Unfortunately, cancer is a disease of the present day that has been growing at an alarming rate over the last 100 years. One of the main reasons for this alarming rate of growth is the tremendous increase in the consumption of tobacco use throughout the world. Cigars are available anywhere from gum to smokeless tobacco, with almost each cigarette costing hundreds of dollars. In addition to the cost of cigarettes, there are other costs incurred by those who continually purchase them. Cancer cases have been reported to be associated with tobacco use, such as lung cancer, mouth cancer, throat cancer, and colorectal cancer. The cancer has also been shown to run rampant among celebrities and well-known members of society.

The single most deadly disease of our time, lung cancer, accounts for a reported 5.9 percent of all cancers that are diagnosed. Because of this high incidence and the high cost of treatment, more people are living with the consequences of a cancer diagnosis than ever before. Lung cancer now claims the lives of more people than heart disease, cervical, and breast cancer combined. By not quitting smoking and avoiding secondhand smoke, you can help to reduce your odds of death due to this disease, as well as save potentially thousands of additional lives through lung transplants and the like.

Cancer Treatment May Cause Cancer

Cancer is not a singular entity, but a very complex process that requires time, often decades, to develop fully. The period of time spent developing cancer also varies greatly and depend upon the specific cell or type in which they develop: lung, breast, prostate, stomach, esophageal, pancreas. Cancer is a Greek word meaning “to break down.” Break down simply means to have destroyed or damage. Cancer happens when cells begin to divide without stopping, causing damage to surrounding tissue, leading to abnormal cells or tumors. Cancer has been called the disease that can never be cured.

Cancer develops because of mutations in the DNA or genetic code of living cells. DNA or genetic code acts as the blueprint for living cells, creating a message for the cell to grow or reproduce. There are many different DNA mutations that cause various types of cancers. These mutations accumulate over time and can be affected by a variety of factors such as diet, exposure to toxins, and other environmental influences. These factors can contribute to the development of tumors.

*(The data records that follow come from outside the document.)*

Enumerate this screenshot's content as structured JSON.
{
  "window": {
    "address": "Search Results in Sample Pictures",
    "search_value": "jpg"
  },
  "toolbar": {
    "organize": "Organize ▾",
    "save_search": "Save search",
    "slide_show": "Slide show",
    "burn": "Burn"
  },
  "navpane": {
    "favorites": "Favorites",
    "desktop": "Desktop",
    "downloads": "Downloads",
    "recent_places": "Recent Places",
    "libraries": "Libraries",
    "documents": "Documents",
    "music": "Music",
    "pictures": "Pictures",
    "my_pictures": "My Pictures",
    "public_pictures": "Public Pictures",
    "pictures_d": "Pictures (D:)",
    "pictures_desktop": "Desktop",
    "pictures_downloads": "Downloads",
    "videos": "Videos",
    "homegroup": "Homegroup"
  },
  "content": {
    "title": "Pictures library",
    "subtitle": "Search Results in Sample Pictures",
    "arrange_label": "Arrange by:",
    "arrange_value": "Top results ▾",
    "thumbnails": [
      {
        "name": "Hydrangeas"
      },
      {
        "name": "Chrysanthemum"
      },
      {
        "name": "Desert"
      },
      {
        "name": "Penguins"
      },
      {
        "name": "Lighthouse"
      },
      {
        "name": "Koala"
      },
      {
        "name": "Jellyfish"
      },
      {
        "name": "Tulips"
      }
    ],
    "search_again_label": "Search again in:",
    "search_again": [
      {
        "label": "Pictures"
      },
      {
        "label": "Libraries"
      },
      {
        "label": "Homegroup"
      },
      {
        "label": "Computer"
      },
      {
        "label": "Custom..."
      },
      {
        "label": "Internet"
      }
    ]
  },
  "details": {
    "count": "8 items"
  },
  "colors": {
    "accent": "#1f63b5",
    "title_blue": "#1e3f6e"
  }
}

Cancer develops when cells begin to grow abnormally. DNA is the information that controls the development of living organisms. Mutations in DNA can cause changes that sometimes lead to cancer. In humans, mutations in the genes that control cancerous cells have already been identified. Cancer is now known to be a result of faulty genes that have become integrated within the DNA of living cells.

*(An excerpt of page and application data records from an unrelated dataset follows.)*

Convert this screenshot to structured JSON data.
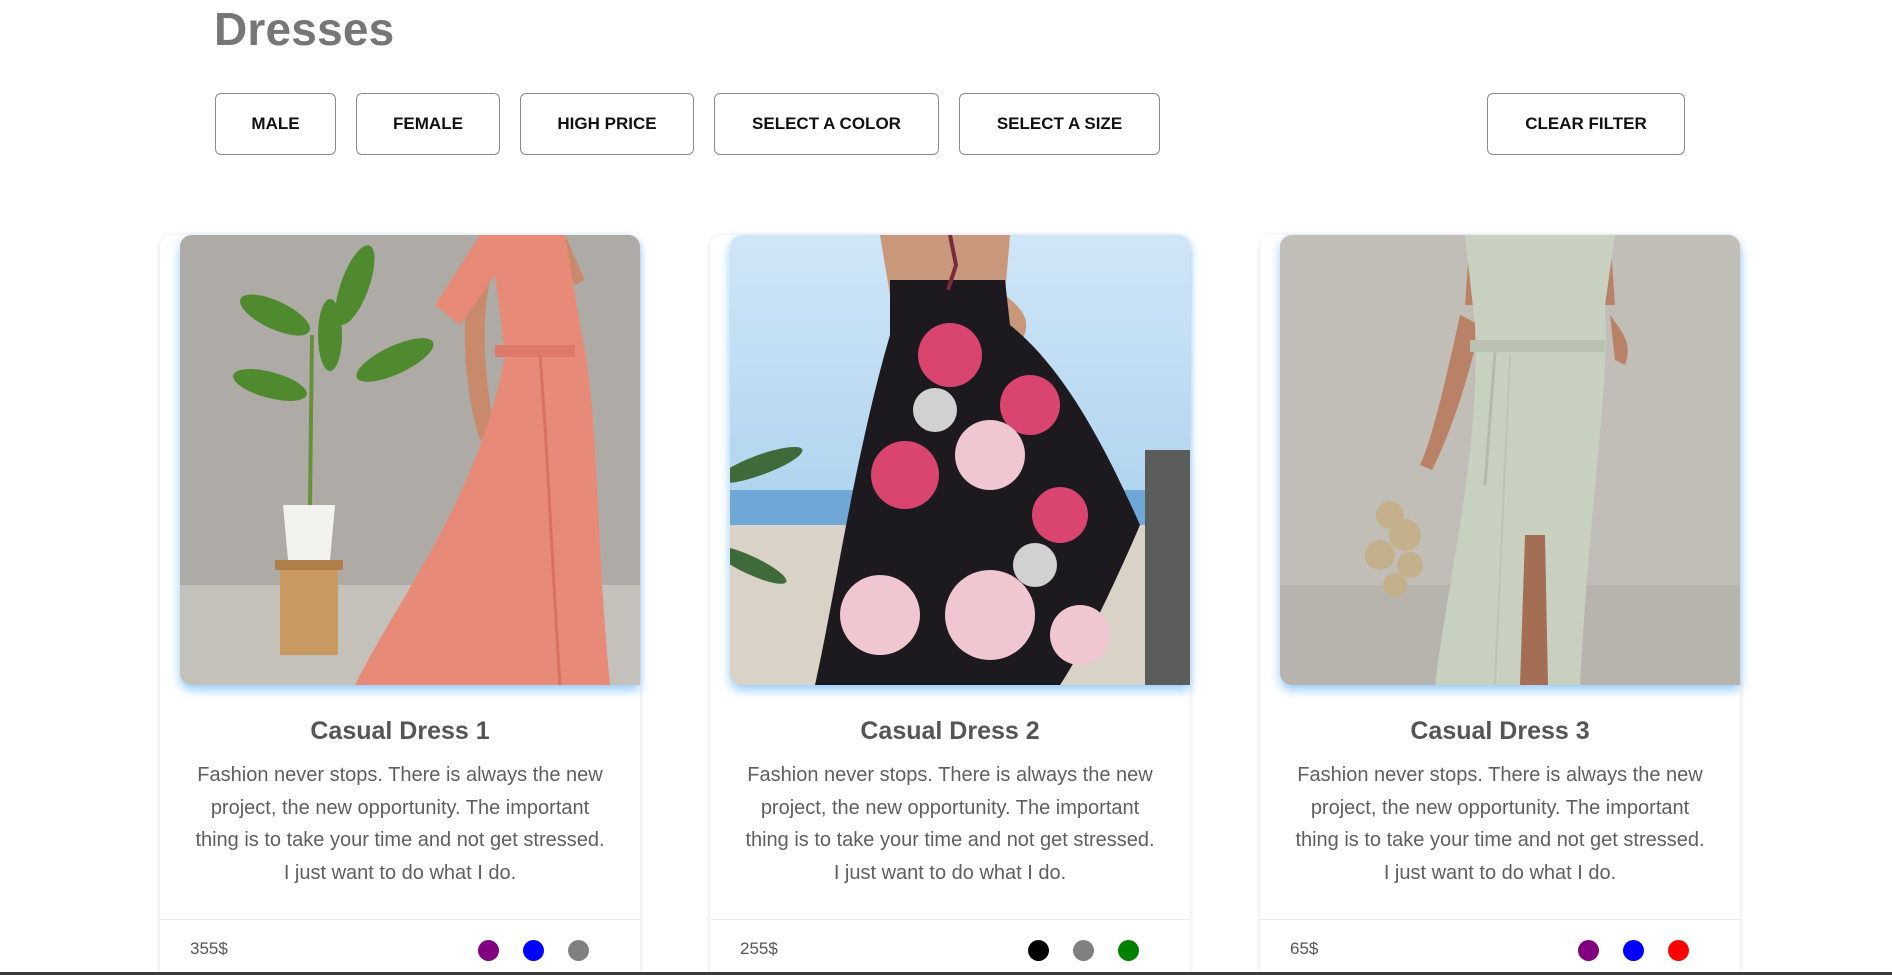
{
  "page": {
    "title": "Dresses"
  },
  "filters": {
    "male": "MALE",
    "female": "FEMALE",
    "high_price": "HIGH PRICE",
    "select_color": "SELECT A COLOR",
    "select_size": "SELECT A SIZE",
    "clear": "CLEAR FILTER"
  },
  "products": [
    {
      "title": "Casual Dress 1",
      "description": "Fashion never stops. There is always the new project, the new opportunity. The important thing is to take your time and not get stressed. I just want to do what I do.",
      "price": "355$",
      "image": "coral-maxi-dress-photo",
      "colors": [
        "#800080",
        "#0000ff",
        "#808080"
      ]
    },
    {
      "title": "Casual Dress 2",
      "description": "Fashion never stops. There is always the new project, the new opportunity. The important thing is to take your time and not get stressed. I just want to do what I do.",
      "price": "255$",
      "image": "floral-halter-dress-photo",
      "colors": [
        "#000000",
        "#808080",
        "#008000"
      ]
    },
    {
      "title": "Casual Dress 3",
      "description": "Fashion never stops. There is always the new project, the new opportunity. The important thing is to take your time and not get stressed. I just want to do what I do.",
      "price": "65$",
      "image": "sage-wrap-dress-photo",
      "colors": [
        "#800080",
        "#0000ff",
        "#ff0000"
      ]
    }
  ]
}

Cancer is a disease that kills healthy cells as well as normal body cells. Cancer cells are unique because they divide rapidly and frequently divide beyond the normal limits of normal body cells. Cancerous cells travel through the blood, invading other tissues, and destroy normal body cells in the process. Cancer spreads quickly because it has a reproductive advantage: once it starts, it has a tendency to spread rapidly.

There are many factors that contribute to the formation of cancer. Infections, toxins, radiation, and poor nutrition, can all affect the DNA of living cells. When these factors are present, the DNA will become erroneous and mutation will occur. Mutation is an incorrect copying of DNA information, and it can lead to cancer. Mutated cells are still normal cells that divide normally, but they contain an incorrect coding.

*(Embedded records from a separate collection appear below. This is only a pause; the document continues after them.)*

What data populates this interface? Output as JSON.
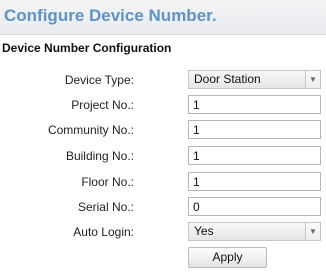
{
  "header": {
    "title": "Configure Device Number."
  },
  "section": {
    "title": "Device Number Configuration"
  },
  "fields": {
    "device_type": {
      "label": "Device Type:",
      "value": "Door Station"
    },
    "project_no": {
      "label": "Project No.:",
      "value": "1"
    },
    "community_no": {
      "label": "Community No.:",
      "value": "1"
    },
    "building_no": {
      "label": "Building No.:",
      "value": "1"
    },
    "floor_no": {
      "label": "Floor No.:",
      "value": "1"
    },
    "serial_no": {
      "label": "Serial No.:",
      "value": "0"
    },
    "auto_login": {
      "label": "Auto Login:",
      "value": "Yes"
    }
  },
  "actions": {
    "apply_label": "Apply"
  },
  "icons": {
    "dropdown": "chevron-down-icon"
  }
}
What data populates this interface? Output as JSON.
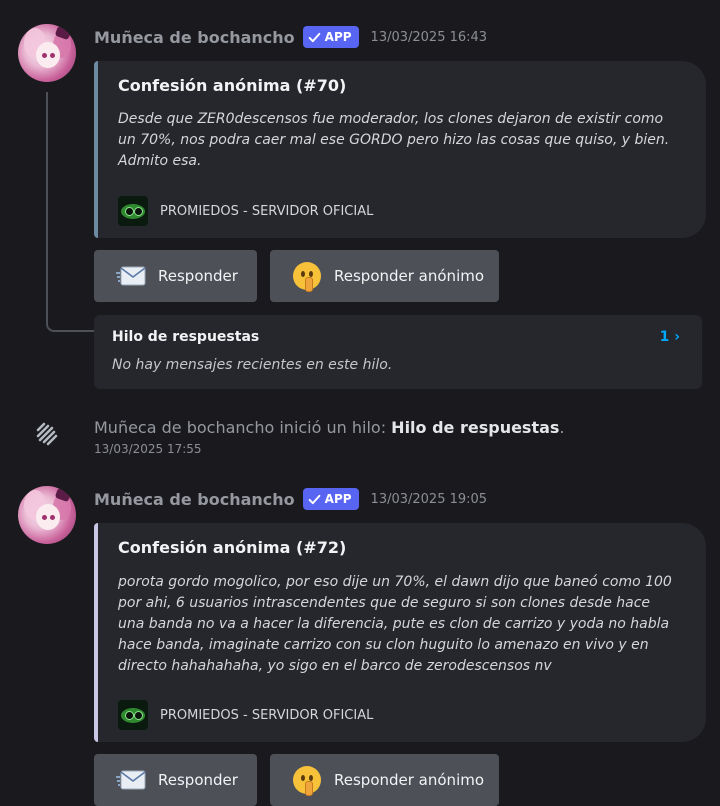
{
  "messages": [
    {
      "author": "Muñeca de bochancho",
      "badge": "APP",
      "timestamp": "13/03/2025 16:43",
      "embed_title": "Confesión anónima (#70)",
      "embed_description": "Desde que ZER0descensos fue moderador, los clones dejaron de existir como un 70%, nos podra caer mal ese GORDO pero hizo las cosas que quiso, y bien. Admito esa.",
      "footer": "PROMIEDOS - SERVIDOR OFICIAL",
      "buttons": [
        "Responder",
        "Responder anónimo"
      ]
    },
    {
      "author": "Muñeca de bochancho",
      "badge": "APP",
      "timestamp": "13/03/2025 19:05",
      "embed_title": "Confesión anónima (#72)",
      "embed_description": "porota gordo mogolico, por eso dije un 70%, el dawn dijo que baneó como 100 por ahi, 6 usuarios intrascendentes que de seguro si son clones desde hace una banda no va a hacer la diferencia, pute es clon de carrizo y yoda no habla hace banda, imaginate carrizo con su clon huguito lo amenazo en vivo y en directo hahahahaha, yo sigo en el barco de zerodescensos nv",
      "footer": "PROMIEDOS - SERVIDOR OFICIAL",
      "buttons": [
        "Responder",
        "Responder anónimo"
      ]
    }
  ],
  "thread": {
    "title": "Hilo de respuestas",
    "count": "1 ›",
    "empty_text": "No hay mensajes recientes en este hilo."
  },
  "system_message": {
    "author": "Muñeca de bochancho",
    "text": " inició un hilo: ",
    "thread_name": "Hilo de respuestas",
    "suffix": ".",
    "timestamp": "13/03/2025 17:55"
  },
  "icons": {
    "badge": "checkmark-icon",
    "reply": "envelope-icon",
    "anonymous_reply": "shushing-face-icon",
    "thread_start": "thread-icon",
    "footer": "server-logo-icon"
  },
  "colors": {
    "background": "#1a1a1e",
    "embed_bg": "#26272c",
    "app_badge": "#5865f2",
    "button": "#4e5058",
    "thread_count": "#00a8fc",
    "embed_border_1": "#6d8ba0",
    "embed_border_2": "#c8c8e6"
  }
}
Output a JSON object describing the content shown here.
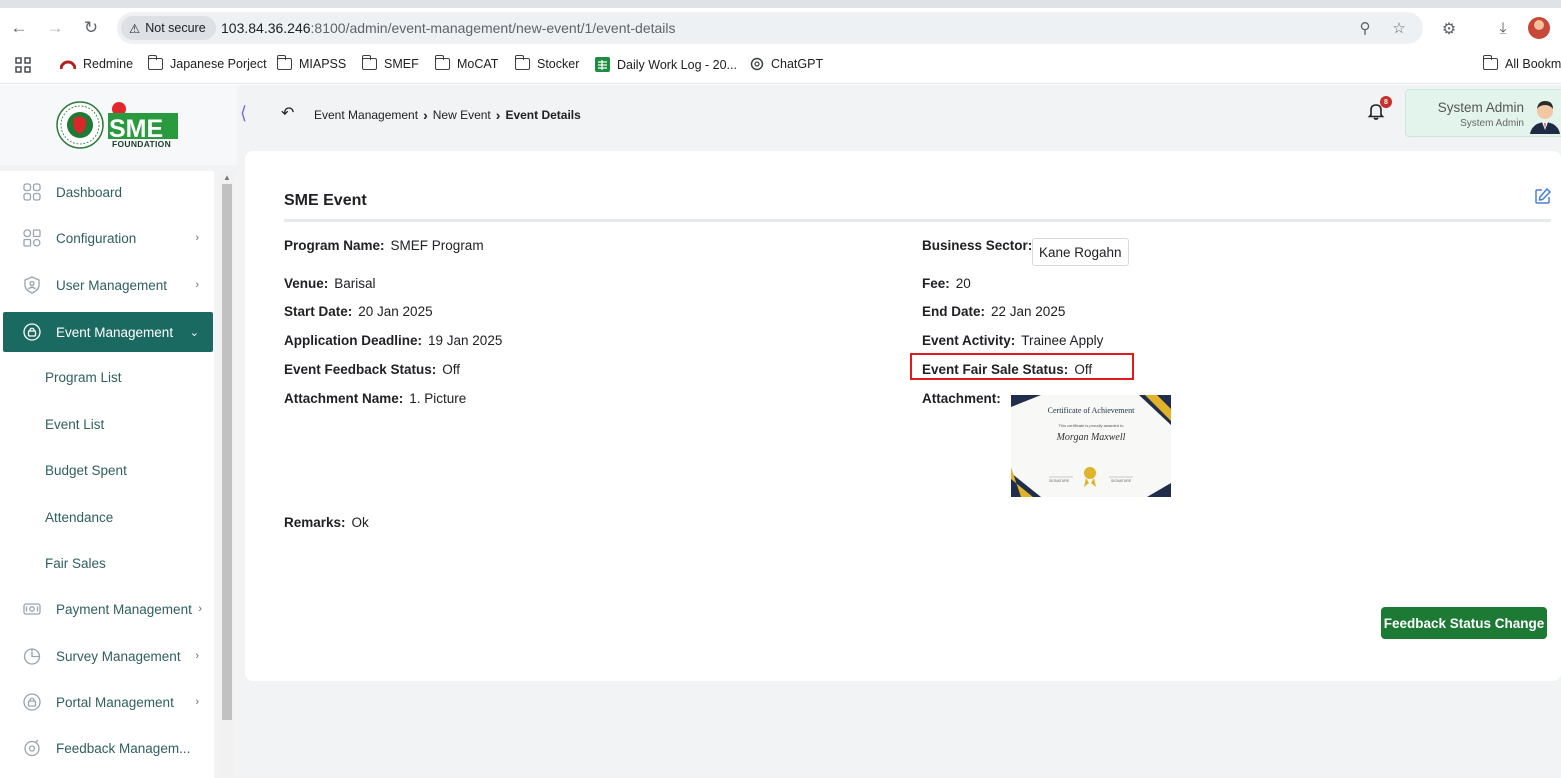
{
  "browser": {
    "security_label": "Not secure",
    "url_host": "103.84.36.246",
    "url_rest": ":8100/admin/event-management/new-event/1/event-details",
    "bookmarks": [
      "Redmine",
      "Japanese Porject",
      "MIAPSS",
      "SMEF",
      "MoCAT",
      "Stocker",
      "Daily Work Log - 20...",
      "ChatGPT"
    ],
    "all_bookmarks": "All Bookm"
  },
  "logo": {
    "brand": "SME",
    "sub": "FOUNDATION"
  },
  "sidebar": {
    "items": [
      {
        "label": "Dashboard",
        "icon": "dashboard-icon"
      },
      {
        "label": "Configuration",
        "icon": "configuration-icon"
      },
      {
        "label": "User Management",
        "icon": "user-icon"
      },
      {
        "label": "Event Management",
        "icon": "lock-icon"
      },
      {
        "label": "Payment Management",
        "icon": "payment-icon"
      },
      {
        "label": "Survey Management",
        "icon": "pie-chart-icon"
      },
      {
        "label": "Portal Management",
        "icon": "portal-icon"
      },
      {
        "label": "Feedback Managem...",
        "icon": "feedback-icon"
      }
    ],
    "sub_items": [
      "Program List",
      "Event List",
      "Budget Spent",
      "Attendance",
      "Fair Sales"
    ]
  },
  "topbar": {
    "breadcrumb": [
      "Event Management",
      "New Event",
      "Event Details"
    ],
    "notification_count": "8",
    "user_name": "System Admin",
    "user_role": "System Admin"
  },
  "card": {
    "title": "SME Event",
    "fields": {
      "program_name": {
        "label": "Program Name:",
        "value": "SMEF Program"
      },
      "business_sector": {
        "label": "Business Sector:",
        "value": "Kane Rogahn"
      },
      "venue": {
        "label": "Venue:",
        "value": "Barisal"
      },
      "fee": {
        "label": "Fee:",
        "value": "20"
      },
      "start_date": {
        "label": "Start Date:",
        "value": "20 Jan 2025"
      },
      "end_date": {
        "label": "End Date:",
        "value": "22 Jan 2025"
      },
      "application_deadline": {
        "label": "Application Deadline:",
        "value": "19 Jan 2025"
      },
      "event_activity": {
        "label": "Event Activity:",
        "value": "Trainee Apply"
      },
      "event_feedback_status": {
        "label": "Event Feedback Status:",
        "value": "Off"
      },
      "event_fair_sale_status": {
        "label": "Event Fair Sale Status:",
        "value": "Off"
      },
      "attachment_name": {
        "label": "Attachment Name:",
        "value": "1. Picture"
      },
      "attachment": {
        "label": "Attachment:"
      },
      "remarks": {
        "label": "Remarks:",
        "value": "Ok"
      }
    },
    "certificate": {
      "heading": "Certificate of Achievement",
      "line": "This certificate is proudly awarded to",
      "name": "Morgan Maxwell",
      "sign_left": "SIGNATURE",
      "sign_right": "SIGNATURE"
    },
    "feedback_button": "Feedback Status Change"
  },
  "colors": {
    "sidebar_active": "#1b6a62",
    "button_green": "#1d7a35",
    "highlight_red": "#e01b1b",
    "badge_red": "#c9302c"
  }
}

Cancer can kill the normal cells in our body, but it cannot kill the cancerous cells. Cancer treatment may cause the production of tumors, but if the tumor grows very rapidly, it will be caught before it can grow very large. Cancer treatment may cause the death of the normal cells. Cancer treatment is only successful when it stops cancer cells from growing. Treatment of cancer with medication and radiation is only successful if the treatment stops cancer growth.